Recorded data
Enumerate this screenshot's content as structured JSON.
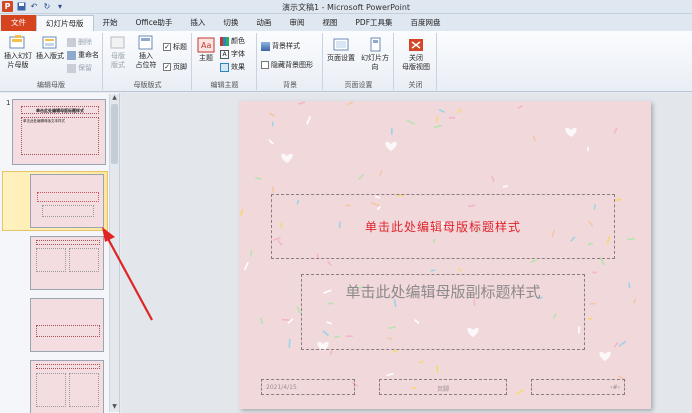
{
  "window": {
    "title": "演示文稿1 - Microsoft PowerPoint",
    "app_icon_letter": "P"
  },
  "tabs": [
    {
      "label": "文件",
      "kind": "file"
    },
    {
      "label": "幻灯片母版",
      "kind": "active"
    },
    {
      "label": "开始",
      "kind": "normal"
    },
    {
      "label": "Office助手",
      "kind": "normal"
    },
    {
      "label": "插入",
      "kind": "normal"
    },
    {
      "label": "切换",
      "kind": "normal"
    },
    {
      "label": "动画",
      "kind": "normal"
    },
    {
      "label": "审阅",
      "kind": "normal"
    },
    {
      "label": "视图",
      "kind": "normal"
    },
    {
      "label": "PDF工具集",
      "kind": "normal"
    },
    {
      "label": "百度网盘",
      "kind": "normal"
    }
  ],
  "ribbon": {
    "edit_master": {
      "label": "编辑母版",
      "insert_slide_master": "插入幻灯片母版",
      "insert_slide_master_l1": "插入幻灯",
      "insert_slide_master_l2": "片母版",
      "insert_layout": "插入版式",
      "delete": "删除",
      "rename": "重命名",
      "preserve": "保留"
    },
    "master_layout": {
      "label": "母版版式",
      "master_layout_btn_l1": "母版",
      "master_layout_btn_l2": "版式",
      "insert_placeholder_l1": "插入",
      "insert_placeholder_l2": "占位符",
      "title_check": "标题",
      "footer_check": "页脚"
    },
    "edit_theme": {
      "label": "编辑主题",
      "theme": "主题",
      "colors": "颜色",
      "fonts": "字体",
      "effects": "效果"
    },
    "background": {
      "label": "背景",
      "bg_styles": "背景样式",
      "hide_bg": "隐藏背景图形"
    },
    "page_setup": {
      "label": "页面设置",
      "page_setup_btn": "页面设置",
      "orientation": "幻灯片方向"
    },
    "close": {
      "label": "关闭",
      "close_l1": "关闭",
      "close_l2": "母版视图"
    }
  },
  "thumbnails": {
    "first_number": "1",
    "first_title": "单击此处编辑母版标题样式",
    "first_body": "单击此处编辑母版文本样式"
  },
  "slide": {
    "title_placeholder": "单击此处编辑母版标题样式",
    "subtitle_placeholder": "单击此处编辑母版副标题样式",
    "footer_date": "2021/4/15",
    "footer_center": "页脚",
    "footer_number": "‹#›"
  },
  "colors": {
    "file_tab": "#d5431f",
    "title_text": "#e0242d",
    "slide_bg": "#f1d8db",
    "selection": "#ffe7a0",
    "arrow": "#e02424"
  }
}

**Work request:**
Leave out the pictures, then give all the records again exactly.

**Answer to this task:**
Enumerate this screenshot's content as structured JSON.
{
  "window": {
    "title": "演示文稿1 - Microsoft PowerPoint",
    "app_icon_letter": "P"
  },
  "tabs": [
    {
      "label": "文件",
      "kind": "file"
    },
    {
      "label": "幻灯片母版",
      "kind": "active"
    },
    {
      "label": "开始",
      "kind": "normal"
    },
    {
      "label": "Office助手",
      "kind": "normal"
    },
    {
      "label": "插入",
      "kind": "normal"
    },
    {
      "label": "切换",
      "kind": "normal"
    },
    {
      "label": "动画",
      "kind": "normal"
    },
    {
      "label": "审阅",
      "kind": "normal"
    },
    {
      "label": "视图",
      "kind": "normal"
    },
    {
      "label": "PDF工具集",
      "kind": "normal"
    },
    {
      "label": "百度网盘",
      "kind": "normal"
    }
  ],
  "ribbon": {
    "edit_master": {
      "label": "编辑母版",
      "insert_slide_master": "插入幻灯片母版",
      "insert_slide_master_l1": "插入幻灯",
      "insert_slide_master_l2": "片母版",
      "insert_layout": "插入版式",
      "delete": "删除",
      "rename": "重命名",
      "preserve": "保留"
    },
    "master_layout": {
      "label": "母版版式",
      "master_layout_btn_l1": "母版",
      "master_layout_btn_l2": "版式",
      "insert_placeholder_l1": "插入",
      "insert_placeholder_l2": "占位符",
      "title_check": "标题",
      "footer_check": "页脚"
    },
    "edit_theme": {
      "label": "编辑主题",
      "theme": "主题",
      "colors": "颜色",
      "fonts": "字体",
      "effects": "效果"
    },
    "background": {
      "label": "背景",
      "bg_styles": "背景样式",
      "hide_bg": "隐藏背景图形"
    },
    "page_setup": {
      "label": "页面设置",
      "page_setup_btn": "页面设置",
      "orientation": "幻灯片方向"
    },
    "close": {
      "label": "关闭",
      "close_l1": "关闭",
      "close_l2": "母版视图"
    }
  },
  "thumbnails": {
    "first_number": "1",
    "first_title": "单击此处编辑母版标题样式",
    "first_body": "单击此处编辑母版文本样式"
  },
  "slide": {
    "title_placeholder": "单击此处编辑母版标题样式",
    "subtitle_placeholder": "单击此处编辑母版副标题样式",
    "footer_date": "2021/4/15",
    "footer_center": "页脚",
    "footer_number": "‹#›"
  },
  "colors": {
    "file_tab": "#d5431f",
    "title_text": "#e0242d",
    "slide_bg": "#f1d8db",
    "selection": "#ffe7a0",
    "arrow": "#e02424"
  }
}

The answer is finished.